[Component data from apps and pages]
- - - -

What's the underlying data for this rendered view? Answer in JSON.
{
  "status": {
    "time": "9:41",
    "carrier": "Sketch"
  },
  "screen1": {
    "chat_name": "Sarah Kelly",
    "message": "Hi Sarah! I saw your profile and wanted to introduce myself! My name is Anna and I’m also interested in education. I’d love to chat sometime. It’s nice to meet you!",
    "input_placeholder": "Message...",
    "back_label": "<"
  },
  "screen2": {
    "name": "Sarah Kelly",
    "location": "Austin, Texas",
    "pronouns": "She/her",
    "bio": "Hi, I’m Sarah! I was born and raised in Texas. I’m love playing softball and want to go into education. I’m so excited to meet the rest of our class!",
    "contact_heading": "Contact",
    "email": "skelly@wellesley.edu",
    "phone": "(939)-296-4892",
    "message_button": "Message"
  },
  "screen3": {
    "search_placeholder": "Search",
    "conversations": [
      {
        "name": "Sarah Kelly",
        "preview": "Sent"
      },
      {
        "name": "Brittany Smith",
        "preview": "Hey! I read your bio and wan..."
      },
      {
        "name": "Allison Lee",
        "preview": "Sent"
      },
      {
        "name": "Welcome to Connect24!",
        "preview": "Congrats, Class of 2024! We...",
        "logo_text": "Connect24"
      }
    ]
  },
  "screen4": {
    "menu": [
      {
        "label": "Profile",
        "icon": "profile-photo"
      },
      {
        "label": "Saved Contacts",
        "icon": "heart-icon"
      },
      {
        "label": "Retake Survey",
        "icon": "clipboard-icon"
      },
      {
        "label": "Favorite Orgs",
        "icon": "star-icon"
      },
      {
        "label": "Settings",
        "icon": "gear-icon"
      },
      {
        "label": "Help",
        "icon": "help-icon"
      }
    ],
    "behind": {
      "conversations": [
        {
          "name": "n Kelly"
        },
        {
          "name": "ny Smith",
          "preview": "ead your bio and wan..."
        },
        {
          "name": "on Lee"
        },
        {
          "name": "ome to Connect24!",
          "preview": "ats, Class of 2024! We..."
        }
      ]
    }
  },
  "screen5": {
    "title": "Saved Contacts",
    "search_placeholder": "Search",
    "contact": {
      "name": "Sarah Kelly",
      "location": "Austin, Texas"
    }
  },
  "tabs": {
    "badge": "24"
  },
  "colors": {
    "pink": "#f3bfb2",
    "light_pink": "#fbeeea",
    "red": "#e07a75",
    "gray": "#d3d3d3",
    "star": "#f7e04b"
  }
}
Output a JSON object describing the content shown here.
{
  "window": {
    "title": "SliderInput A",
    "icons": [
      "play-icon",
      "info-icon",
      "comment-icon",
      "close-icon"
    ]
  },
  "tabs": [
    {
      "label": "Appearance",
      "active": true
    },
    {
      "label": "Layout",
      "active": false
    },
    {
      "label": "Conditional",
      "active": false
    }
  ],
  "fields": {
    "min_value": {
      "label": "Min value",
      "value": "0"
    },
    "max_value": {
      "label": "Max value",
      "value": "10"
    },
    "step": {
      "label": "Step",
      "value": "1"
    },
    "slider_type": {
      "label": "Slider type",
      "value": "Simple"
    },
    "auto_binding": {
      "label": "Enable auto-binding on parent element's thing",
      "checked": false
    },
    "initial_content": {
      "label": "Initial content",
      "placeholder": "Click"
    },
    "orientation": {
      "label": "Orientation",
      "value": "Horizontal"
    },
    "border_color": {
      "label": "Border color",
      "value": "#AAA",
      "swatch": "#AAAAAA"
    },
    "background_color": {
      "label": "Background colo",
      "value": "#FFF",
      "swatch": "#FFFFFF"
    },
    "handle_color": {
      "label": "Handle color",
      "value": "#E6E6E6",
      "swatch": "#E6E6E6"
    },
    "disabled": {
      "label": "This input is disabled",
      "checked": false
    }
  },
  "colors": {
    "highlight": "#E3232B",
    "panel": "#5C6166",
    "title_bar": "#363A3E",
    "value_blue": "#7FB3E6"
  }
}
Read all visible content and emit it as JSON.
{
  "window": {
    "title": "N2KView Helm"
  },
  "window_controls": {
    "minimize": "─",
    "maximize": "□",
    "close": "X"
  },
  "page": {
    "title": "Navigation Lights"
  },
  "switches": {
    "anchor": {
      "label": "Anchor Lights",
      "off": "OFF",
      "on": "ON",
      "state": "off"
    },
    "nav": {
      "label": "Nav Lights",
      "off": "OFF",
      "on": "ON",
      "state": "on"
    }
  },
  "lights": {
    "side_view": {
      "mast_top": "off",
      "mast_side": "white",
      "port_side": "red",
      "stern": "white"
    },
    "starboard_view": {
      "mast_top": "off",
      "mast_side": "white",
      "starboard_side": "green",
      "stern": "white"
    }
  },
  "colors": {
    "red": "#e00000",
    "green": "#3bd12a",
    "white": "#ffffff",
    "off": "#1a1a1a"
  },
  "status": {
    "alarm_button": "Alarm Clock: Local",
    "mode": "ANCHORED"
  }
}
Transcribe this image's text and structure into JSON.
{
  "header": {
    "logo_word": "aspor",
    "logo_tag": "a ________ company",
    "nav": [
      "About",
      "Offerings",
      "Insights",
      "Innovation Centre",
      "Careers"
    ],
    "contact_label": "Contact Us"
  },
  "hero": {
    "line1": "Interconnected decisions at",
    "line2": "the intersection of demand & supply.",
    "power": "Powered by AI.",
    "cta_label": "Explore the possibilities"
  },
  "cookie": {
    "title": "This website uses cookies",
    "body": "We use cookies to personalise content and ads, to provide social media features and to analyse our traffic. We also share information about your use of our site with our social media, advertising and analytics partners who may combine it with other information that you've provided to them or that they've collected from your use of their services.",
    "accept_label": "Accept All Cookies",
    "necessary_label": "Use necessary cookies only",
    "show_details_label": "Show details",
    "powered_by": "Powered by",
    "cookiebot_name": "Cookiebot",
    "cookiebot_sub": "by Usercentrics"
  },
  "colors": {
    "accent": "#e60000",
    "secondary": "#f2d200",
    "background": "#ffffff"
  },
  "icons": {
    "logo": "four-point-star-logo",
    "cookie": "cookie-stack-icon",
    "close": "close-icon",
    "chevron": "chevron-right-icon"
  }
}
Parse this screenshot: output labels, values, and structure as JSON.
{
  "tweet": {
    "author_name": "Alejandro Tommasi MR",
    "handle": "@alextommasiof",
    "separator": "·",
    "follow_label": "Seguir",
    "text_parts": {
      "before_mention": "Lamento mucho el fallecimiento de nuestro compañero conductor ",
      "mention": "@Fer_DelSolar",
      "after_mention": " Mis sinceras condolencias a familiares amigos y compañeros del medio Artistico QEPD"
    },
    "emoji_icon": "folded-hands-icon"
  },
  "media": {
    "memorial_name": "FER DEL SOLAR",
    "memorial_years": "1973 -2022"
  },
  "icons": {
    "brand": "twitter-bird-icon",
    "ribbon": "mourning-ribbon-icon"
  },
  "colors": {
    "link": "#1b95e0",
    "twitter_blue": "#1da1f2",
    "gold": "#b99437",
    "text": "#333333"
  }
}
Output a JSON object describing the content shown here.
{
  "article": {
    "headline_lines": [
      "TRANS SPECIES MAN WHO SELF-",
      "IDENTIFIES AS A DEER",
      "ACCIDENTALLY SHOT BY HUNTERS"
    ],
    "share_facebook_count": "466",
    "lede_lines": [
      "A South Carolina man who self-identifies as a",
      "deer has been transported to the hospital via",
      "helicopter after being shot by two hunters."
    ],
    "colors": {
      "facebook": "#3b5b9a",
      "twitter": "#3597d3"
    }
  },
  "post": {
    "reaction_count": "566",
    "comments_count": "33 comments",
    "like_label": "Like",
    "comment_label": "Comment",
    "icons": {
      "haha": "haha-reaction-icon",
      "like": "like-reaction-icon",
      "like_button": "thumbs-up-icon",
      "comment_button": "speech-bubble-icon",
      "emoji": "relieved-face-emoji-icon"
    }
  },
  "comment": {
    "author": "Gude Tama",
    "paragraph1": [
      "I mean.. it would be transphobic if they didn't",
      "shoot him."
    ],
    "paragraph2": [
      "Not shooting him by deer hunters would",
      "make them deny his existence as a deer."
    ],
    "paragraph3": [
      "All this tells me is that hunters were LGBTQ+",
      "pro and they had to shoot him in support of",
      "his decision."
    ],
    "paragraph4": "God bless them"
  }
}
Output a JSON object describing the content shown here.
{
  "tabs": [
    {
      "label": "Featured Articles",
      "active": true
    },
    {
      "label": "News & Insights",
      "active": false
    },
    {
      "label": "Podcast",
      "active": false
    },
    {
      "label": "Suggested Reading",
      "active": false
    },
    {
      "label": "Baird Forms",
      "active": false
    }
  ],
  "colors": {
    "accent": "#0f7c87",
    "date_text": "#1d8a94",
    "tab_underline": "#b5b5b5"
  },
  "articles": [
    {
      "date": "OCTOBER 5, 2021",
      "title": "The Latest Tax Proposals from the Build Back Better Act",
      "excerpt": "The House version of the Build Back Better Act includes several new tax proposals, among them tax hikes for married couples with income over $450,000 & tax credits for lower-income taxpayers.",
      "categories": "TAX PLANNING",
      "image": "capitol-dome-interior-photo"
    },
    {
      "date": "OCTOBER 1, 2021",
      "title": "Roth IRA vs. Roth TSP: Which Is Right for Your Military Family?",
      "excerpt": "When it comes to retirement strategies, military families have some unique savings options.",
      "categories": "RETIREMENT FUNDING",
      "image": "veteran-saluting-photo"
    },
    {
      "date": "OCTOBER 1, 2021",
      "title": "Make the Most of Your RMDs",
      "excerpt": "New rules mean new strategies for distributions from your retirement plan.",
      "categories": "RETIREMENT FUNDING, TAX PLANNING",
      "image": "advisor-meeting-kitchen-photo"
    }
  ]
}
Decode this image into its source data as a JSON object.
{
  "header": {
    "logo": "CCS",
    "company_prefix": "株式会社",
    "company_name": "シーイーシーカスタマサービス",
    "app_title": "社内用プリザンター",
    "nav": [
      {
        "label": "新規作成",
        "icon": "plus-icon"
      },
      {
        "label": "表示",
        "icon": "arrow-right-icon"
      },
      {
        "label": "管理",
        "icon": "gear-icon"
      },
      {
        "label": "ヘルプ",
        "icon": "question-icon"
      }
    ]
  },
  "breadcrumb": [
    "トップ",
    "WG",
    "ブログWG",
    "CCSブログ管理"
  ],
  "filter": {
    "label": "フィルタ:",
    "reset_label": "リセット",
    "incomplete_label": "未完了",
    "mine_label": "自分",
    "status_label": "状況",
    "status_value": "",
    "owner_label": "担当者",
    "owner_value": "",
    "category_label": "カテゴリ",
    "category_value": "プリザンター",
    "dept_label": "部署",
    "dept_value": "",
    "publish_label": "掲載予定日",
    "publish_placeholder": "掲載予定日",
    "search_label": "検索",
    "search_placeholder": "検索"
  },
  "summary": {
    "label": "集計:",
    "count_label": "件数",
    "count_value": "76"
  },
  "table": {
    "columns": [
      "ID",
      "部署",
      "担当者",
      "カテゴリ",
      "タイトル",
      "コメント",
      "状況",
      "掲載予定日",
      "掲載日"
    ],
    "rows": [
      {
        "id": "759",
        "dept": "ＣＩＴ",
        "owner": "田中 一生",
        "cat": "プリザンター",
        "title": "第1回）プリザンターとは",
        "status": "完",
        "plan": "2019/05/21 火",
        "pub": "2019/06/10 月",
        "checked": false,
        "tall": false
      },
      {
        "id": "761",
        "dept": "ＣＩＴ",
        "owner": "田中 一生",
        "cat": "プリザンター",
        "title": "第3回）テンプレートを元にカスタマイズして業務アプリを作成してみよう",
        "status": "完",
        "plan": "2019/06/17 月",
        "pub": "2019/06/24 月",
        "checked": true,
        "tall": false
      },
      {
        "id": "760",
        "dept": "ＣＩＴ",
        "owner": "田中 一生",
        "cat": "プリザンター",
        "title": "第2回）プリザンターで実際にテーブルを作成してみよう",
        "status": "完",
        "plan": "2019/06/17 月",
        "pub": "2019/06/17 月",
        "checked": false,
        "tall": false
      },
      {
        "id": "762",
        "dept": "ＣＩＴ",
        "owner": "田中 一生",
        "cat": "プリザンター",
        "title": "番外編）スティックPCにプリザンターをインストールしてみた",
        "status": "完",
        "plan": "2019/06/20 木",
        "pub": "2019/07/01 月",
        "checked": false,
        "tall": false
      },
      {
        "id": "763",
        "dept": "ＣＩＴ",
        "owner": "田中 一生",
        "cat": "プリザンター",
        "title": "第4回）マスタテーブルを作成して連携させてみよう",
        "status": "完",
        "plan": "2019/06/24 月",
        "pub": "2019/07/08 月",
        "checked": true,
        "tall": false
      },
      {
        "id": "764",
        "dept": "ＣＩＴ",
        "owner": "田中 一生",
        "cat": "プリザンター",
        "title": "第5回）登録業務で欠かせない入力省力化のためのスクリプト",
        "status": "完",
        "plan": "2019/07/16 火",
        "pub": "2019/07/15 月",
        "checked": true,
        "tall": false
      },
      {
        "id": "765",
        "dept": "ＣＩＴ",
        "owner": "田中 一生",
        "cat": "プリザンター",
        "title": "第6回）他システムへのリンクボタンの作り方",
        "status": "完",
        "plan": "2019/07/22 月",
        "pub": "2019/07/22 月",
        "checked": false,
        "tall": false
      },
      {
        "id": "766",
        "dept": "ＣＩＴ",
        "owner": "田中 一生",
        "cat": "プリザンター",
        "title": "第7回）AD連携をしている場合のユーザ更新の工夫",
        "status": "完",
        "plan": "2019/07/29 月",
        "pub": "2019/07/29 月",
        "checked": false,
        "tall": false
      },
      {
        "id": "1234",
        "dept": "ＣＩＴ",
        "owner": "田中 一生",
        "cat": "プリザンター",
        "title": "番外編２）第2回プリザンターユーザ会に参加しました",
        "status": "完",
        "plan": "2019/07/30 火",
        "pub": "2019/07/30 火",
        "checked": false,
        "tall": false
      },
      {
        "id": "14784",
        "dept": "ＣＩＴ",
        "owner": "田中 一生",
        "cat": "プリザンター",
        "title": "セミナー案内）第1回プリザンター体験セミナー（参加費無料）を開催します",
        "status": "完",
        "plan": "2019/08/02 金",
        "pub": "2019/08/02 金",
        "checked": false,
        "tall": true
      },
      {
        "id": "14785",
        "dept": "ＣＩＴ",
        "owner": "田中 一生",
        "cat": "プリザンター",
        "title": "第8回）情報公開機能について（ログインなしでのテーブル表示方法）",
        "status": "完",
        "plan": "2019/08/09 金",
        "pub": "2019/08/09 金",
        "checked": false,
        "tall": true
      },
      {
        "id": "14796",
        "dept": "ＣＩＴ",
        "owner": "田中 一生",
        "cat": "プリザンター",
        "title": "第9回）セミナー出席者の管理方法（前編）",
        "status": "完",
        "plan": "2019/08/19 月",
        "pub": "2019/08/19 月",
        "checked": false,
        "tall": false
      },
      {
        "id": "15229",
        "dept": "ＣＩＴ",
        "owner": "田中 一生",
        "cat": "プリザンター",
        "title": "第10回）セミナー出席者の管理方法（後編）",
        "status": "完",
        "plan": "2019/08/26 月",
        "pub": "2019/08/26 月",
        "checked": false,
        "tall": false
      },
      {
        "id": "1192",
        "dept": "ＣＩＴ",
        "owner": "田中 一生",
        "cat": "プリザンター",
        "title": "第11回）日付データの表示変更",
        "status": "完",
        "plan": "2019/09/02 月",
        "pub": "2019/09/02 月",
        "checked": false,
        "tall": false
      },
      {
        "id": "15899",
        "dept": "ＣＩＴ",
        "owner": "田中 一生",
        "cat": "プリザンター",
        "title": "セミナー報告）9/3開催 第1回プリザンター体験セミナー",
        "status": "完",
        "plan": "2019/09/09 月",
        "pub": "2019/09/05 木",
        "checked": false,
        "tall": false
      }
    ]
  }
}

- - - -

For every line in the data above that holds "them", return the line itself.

# Answer to the problem
    "body": "We use cookies to personalise content and ads, to provide social media features and to analyse our traffic. We also share information about your use of our site with our social media, advertising and analytics partners who may combine it with other information that you've provided to them or that they've collected from your use of their services.",
      "make them deny his existence as a deer."
    "paragraph4": "God bless them"
      "excerpt": "The House version of the Build Back Better Act includes several new tax proposals, among them tax hikes for married couples with income over $450,000 & tax credits for lower-income taxpayers.",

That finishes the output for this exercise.